▶ _EXERCISE_: Nothing but a number should be given: the count of lines in the data that include the string "What".

_ _ _ _ _ _ _

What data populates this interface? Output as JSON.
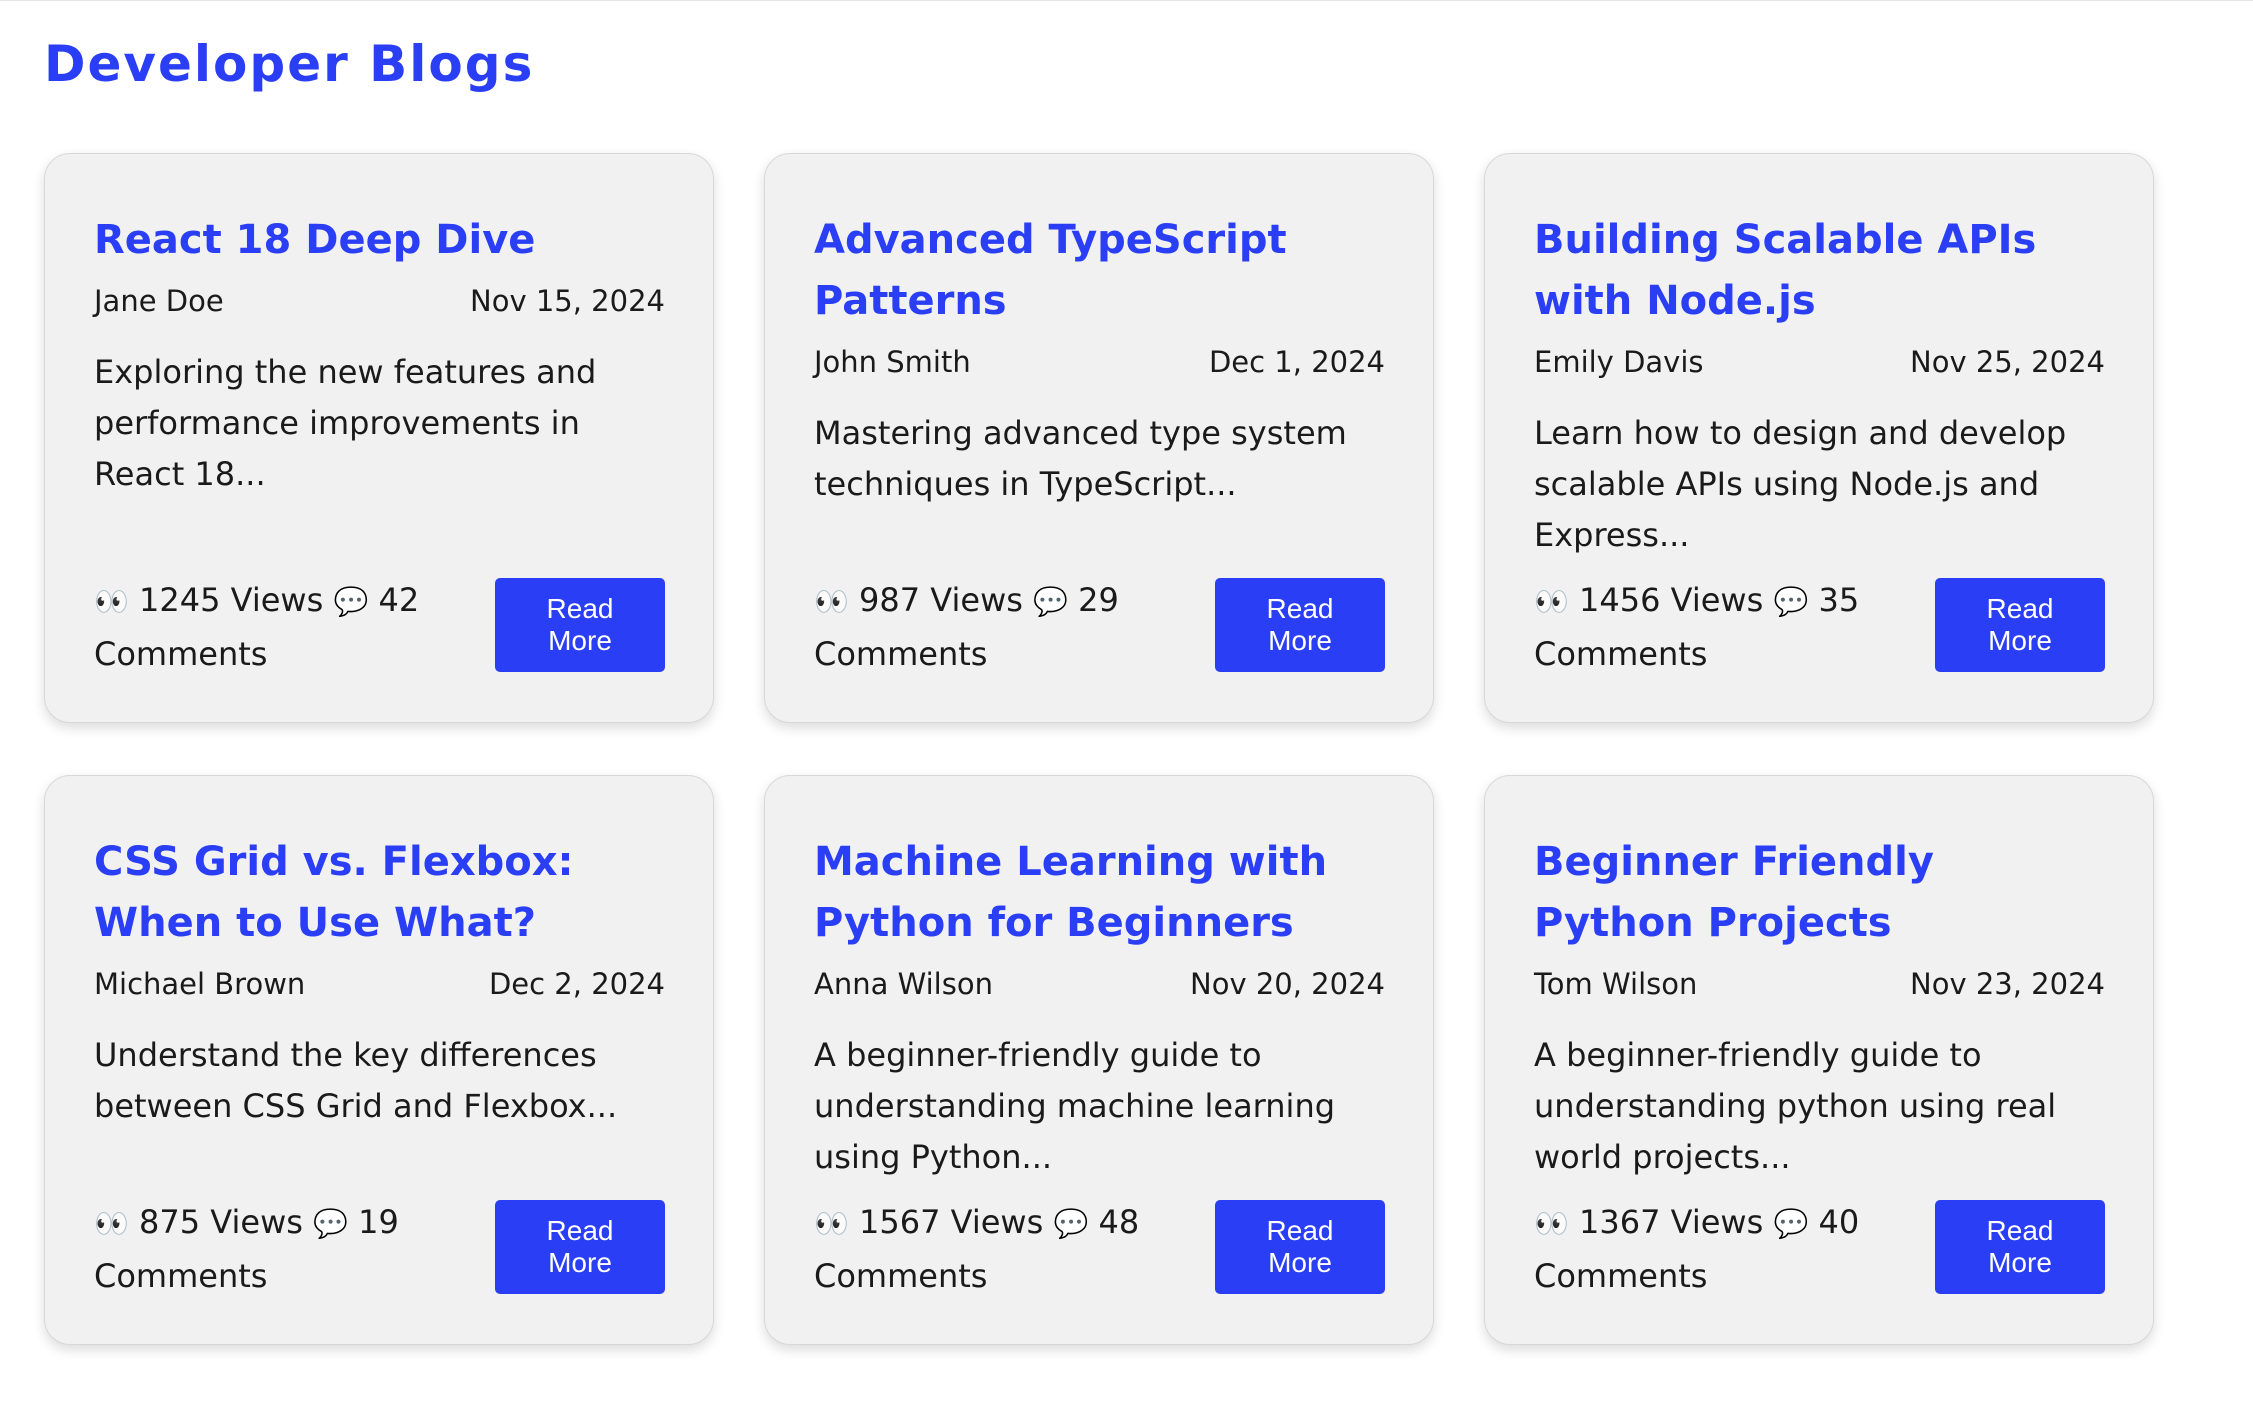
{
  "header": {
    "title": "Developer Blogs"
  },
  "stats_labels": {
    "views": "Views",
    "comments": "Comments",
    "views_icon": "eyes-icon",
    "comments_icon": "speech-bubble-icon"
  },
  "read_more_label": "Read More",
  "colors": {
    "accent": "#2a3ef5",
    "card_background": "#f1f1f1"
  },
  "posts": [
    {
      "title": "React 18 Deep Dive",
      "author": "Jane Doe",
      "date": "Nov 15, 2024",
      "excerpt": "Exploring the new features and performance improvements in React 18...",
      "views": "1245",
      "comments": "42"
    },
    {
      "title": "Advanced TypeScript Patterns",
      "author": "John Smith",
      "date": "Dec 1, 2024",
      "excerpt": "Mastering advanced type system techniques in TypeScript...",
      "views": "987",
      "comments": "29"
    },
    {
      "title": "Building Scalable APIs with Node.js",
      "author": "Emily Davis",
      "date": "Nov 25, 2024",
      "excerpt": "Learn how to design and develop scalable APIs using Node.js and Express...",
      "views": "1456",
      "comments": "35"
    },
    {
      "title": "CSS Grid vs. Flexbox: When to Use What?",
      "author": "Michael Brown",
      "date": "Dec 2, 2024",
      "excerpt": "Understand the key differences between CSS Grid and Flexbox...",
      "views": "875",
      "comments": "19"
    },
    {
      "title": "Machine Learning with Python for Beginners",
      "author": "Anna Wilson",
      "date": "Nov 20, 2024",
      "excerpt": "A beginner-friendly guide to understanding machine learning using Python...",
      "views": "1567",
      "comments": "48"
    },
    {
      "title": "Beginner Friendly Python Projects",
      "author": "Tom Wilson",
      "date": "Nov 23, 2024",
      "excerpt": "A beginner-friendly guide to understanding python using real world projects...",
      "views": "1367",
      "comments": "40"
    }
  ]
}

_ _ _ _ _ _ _

▶ _WRITTEN RESPONSE_: 2